Required work: Report back each line of the data that contains the word "count".

Dataset rows for apps and sites:

..........

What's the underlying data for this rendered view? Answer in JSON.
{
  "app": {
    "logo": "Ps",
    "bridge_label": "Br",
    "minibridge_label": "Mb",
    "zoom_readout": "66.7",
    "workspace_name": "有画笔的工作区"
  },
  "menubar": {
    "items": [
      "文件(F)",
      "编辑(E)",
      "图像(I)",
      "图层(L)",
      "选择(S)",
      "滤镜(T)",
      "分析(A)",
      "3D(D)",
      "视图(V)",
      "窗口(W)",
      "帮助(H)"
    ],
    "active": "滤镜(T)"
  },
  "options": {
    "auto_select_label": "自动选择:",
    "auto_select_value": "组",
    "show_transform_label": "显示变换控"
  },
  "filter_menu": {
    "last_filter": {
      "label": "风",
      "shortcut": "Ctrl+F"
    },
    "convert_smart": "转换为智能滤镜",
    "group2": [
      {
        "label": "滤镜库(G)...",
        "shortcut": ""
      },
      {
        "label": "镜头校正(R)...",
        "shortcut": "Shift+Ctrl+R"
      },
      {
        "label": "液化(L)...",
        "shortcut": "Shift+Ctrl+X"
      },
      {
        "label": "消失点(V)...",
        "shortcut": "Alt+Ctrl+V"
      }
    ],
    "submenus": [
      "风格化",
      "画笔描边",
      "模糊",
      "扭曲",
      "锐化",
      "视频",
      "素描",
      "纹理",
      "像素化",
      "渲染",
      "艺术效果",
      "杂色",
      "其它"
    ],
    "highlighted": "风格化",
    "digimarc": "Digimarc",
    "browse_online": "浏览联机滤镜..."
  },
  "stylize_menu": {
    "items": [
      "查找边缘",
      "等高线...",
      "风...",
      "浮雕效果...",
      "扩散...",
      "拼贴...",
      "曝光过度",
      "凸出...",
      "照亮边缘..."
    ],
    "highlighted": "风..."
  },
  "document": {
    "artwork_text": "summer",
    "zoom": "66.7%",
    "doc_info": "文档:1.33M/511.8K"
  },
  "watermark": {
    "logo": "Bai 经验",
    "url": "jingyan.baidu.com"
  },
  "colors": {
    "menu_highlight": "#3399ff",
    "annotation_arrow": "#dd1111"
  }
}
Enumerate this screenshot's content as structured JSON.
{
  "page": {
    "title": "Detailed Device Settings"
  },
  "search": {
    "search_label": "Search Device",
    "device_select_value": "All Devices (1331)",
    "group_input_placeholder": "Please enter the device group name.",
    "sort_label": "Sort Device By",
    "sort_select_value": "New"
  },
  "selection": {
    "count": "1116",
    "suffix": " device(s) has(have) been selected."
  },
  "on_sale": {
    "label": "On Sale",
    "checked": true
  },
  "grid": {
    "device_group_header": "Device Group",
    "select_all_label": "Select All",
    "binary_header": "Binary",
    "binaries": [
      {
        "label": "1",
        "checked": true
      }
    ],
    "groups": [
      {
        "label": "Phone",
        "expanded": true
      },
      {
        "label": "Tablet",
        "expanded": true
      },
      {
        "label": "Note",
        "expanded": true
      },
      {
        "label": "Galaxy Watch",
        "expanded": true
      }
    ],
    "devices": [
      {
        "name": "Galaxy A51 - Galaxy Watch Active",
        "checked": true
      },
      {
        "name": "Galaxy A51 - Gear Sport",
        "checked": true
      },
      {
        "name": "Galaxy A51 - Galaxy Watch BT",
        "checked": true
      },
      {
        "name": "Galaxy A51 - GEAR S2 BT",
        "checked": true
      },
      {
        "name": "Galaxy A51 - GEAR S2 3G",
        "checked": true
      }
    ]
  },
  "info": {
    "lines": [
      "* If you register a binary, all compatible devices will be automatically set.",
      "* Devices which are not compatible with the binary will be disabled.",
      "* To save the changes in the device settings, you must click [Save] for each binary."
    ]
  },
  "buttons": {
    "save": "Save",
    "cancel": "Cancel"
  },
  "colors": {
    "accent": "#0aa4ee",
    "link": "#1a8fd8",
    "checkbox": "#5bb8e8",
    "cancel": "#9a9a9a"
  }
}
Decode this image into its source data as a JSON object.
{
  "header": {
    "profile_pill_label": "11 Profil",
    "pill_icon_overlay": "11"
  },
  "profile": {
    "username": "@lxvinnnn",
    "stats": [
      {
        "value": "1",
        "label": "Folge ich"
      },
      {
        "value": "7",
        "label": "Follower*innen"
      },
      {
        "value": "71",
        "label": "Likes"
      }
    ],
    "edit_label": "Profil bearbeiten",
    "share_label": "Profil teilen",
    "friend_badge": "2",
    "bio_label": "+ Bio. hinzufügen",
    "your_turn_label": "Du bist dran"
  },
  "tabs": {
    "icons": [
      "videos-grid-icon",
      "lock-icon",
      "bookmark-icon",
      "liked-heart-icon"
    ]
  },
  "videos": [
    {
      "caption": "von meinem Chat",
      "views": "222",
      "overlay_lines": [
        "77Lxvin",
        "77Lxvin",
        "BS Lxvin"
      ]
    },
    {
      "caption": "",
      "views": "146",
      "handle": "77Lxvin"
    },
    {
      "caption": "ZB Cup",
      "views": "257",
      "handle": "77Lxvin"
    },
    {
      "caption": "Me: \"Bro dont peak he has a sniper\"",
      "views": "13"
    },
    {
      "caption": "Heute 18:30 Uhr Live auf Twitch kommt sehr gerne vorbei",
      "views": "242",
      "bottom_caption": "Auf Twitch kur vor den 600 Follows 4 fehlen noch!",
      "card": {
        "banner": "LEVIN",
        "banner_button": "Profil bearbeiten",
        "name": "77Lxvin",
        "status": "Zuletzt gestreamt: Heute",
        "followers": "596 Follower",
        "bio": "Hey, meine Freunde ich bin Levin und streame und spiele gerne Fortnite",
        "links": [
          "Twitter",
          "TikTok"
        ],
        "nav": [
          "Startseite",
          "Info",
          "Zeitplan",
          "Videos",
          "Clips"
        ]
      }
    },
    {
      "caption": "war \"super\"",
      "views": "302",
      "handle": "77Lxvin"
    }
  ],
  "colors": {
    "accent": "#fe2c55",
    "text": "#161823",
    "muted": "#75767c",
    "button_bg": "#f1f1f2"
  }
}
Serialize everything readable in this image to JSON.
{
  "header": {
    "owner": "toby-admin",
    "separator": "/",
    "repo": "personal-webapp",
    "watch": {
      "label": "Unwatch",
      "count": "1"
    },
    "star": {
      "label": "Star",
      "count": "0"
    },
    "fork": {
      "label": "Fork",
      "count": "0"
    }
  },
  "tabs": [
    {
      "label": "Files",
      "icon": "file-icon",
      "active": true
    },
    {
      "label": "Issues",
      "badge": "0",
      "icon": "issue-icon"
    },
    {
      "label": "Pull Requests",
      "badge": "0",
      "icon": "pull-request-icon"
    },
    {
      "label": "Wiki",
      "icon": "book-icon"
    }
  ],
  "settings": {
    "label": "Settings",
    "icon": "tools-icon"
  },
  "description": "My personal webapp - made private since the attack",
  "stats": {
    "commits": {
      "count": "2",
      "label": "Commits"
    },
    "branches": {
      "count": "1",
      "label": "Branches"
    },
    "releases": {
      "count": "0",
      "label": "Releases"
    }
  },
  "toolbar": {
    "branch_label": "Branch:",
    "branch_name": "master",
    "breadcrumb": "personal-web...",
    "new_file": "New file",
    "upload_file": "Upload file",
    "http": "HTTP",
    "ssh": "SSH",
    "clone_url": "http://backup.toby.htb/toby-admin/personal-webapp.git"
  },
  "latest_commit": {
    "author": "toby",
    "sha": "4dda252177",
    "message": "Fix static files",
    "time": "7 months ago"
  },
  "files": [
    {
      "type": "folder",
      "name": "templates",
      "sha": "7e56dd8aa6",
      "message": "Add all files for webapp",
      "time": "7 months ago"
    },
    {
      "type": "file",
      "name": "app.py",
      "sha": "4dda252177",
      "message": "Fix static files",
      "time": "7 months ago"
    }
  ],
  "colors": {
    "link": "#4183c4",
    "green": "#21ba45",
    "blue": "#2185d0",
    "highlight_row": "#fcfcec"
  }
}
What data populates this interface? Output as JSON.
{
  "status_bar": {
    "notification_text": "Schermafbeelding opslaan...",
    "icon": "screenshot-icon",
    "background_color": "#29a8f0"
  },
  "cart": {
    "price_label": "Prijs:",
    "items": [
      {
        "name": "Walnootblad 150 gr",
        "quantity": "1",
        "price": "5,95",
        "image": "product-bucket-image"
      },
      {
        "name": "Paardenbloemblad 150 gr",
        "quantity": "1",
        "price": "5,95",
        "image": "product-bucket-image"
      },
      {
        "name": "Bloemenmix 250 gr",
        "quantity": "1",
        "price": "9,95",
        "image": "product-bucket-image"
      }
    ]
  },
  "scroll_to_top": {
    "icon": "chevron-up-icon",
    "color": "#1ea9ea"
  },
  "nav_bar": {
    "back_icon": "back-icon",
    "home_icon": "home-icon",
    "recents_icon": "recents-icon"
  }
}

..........

Answer box:
    "count": "1116",
      "count": "1"
      "count": "0"
      "count": "0"
      "count": "2",
      "count": "1",
      "count": "0",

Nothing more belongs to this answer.